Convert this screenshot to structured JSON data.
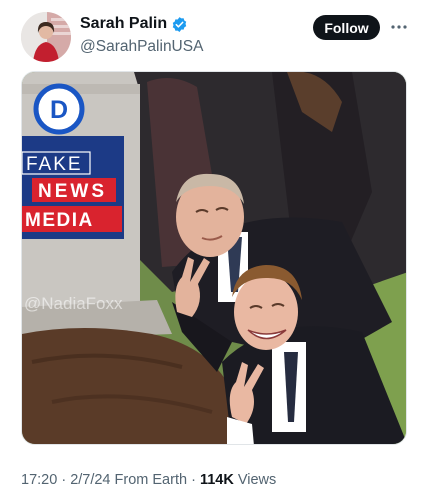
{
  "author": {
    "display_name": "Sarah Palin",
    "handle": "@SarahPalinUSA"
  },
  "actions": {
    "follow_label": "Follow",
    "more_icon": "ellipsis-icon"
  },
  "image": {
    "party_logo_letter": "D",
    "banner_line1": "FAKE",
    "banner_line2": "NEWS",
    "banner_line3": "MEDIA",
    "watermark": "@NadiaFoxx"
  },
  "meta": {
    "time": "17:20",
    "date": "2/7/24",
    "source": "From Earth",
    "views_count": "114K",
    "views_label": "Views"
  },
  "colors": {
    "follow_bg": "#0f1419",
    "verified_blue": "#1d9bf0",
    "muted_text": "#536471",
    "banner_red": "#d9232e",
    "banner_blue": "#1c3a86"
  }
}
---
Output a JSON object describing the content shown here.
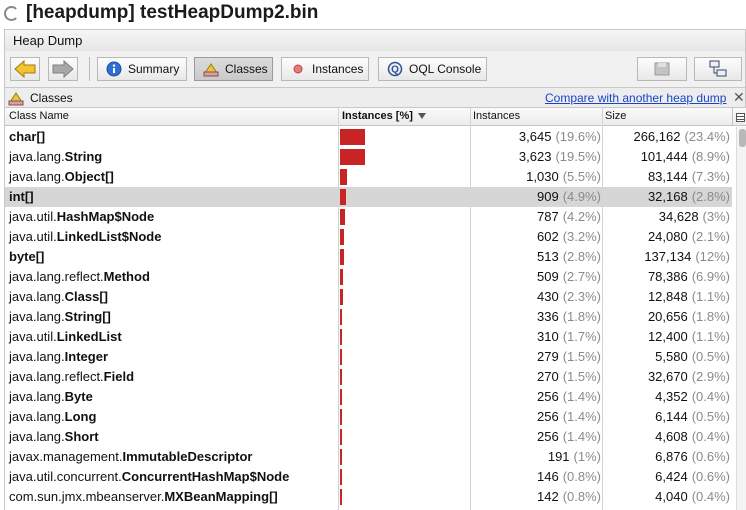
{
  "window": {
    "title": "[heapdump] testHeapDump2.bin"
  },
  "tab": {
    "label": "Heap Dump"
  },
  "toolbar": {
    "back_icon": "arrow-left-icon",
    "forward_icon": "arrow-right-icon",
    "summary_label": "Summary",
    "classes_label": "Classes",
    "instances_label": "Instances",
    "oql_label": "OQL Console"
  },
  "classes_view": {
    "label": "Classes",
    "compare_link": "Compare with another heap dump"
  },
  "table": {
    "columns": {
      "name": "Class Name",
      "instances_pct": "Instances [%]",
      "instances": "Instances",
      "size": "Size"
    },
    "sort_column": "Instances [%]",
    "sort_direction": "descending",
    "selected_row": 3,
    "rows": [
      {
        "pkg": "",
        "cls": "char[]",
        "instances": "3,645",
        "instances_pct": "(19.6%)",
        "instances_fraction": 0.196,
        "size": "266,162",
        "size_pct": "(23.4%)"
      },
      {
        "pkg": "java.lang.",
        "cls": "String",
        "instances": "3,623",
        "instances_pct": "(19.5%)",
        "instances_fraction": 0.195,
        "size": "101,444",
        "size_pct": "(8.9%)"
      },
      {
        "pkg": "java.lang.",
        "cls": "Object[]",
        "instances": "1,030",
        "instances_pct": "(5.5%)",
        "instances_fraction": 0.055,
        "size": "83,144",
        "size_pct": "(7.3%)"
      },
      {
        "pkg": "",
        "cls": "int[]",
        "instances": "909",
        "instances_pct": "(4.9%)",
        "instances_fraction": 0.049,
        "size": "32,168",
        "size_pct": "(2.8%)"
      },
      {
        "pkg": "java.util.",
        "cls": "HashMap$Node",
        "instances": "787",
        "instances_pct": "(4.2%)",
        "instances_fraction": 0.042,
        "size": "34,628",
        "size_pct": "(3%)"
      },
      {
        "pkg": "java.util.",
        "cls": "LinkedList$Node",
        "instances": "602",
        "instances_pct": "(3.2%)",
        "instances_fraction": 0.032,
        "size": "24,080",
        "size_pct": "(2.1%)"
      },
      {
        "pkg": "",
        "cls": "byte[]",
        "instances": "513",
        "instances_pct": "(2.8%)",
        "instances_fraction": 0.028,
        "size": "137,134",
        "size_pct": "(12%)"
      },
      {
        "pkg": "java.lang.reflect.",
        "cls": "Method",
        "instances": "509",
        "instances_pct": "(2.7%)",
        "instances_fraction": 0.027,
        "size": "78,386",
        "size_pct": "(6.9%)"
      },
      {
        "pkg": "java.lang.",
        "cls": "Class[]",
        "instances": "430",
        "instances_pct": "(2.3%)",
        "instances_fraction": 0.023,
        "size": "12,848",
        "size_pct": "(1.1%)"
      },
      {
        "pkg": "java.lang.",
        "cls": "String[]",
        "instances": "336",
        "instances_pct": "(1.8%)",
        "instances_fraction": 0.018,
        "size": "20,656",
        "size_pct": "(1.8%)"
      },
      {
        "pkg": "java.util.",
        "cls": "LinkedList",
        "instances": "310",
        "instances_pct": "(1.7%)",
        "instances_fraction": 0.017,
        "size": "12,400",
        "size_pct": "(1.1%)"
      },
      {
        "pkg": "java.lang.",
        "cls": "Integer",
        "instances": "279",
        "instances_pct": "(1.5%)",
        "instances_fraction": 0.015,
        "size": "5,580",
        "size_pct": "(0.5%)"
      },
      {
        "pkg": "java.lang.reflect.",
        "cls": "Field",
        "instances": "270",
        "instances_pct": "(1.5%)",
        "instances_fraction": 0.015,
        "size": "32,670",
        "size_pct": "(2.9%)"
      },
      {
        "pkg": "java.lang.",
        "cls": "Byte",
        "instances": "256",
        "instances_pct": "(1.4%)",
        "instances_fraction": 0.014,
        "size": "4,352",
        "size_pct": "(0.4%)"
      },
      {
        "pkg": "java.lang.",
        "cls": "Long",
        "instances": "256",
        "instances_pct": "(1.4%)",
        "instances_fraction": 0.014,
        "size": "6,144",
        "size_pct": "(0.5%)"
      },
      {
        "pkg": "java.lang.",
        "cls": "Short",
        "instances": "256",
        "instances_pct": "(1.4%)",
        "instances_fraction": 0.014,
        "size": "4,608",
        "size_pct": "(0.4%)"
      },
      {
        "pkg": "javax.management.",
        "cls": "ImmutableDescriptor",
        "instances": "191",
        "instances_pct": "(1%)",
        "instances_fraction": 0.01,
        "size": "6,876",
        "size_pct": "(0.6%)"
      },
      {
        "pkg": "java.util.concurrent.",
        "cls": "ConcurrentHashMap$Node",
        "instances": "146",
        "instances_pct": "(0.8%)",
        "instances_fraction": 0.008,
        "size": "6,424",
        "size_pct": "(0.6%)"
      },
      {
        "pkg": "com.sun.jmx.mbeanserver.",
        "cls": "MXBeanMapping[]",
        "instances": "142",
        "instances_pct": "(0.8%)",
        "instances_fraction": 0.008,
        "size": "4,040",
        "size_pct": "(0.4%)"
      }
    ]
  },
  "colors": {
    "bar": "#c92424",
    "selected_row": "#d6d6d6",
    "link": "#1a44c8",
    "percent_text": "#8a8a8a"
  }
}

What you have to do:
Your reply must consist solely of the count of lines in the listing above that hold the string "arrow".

Expected output:
2